Directions for this task: What is the number of lines in the data holding the word "icon"? Give that number by itself.

Material supplied:
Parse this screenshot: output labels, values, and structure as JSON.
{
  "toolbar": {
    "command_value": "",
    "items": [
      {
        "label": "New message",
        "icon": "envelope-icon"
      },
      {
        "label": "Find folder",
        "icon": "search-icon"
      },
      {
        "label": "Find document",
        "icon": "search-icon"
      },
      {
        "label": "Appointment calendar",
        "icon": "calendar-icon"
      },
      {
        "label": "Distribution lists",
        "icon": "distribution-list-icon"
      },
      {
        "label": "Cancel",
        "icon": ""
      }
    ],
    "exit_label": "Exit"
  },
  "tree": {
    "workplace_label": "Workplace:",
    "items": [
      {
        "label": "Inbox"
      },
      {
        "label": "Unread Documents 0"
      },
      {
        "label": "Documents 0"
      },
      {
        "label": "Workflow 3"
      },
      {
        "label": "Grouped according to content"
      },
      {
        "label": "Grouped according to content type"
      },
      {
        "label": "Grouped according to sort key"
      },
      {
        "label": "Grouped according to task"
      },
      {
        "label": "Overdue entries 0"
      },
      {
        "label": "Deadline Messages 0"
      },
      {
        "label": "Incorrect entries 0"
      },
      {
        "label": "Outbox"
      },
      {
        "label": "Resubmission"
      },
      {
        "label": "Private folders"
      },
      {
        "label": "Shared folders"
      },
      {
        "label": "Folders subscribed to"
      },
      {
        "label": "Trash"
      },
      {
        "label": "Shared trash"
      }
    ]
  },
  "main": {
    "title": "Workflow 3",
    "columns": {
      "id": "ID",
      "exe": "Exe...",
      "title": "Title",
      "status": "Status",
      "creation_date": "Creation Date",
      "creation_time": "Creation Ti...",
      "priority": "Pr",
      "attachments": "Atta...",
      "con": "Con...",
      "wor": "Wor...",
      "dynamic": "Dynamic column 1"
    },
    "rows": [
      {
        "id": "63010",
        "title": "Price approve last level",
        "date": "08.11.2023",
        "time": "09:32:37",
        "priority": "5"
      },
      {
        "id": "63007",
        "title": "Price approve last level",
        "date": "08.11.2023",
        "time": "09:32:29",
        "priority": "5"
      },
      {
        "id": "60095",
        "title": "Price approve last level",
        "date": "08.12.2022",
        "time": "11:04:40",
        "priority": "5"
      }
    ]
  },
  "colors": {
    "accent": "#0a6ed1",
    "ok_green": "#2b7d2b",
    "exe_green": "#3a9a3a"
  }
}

Your solution: 6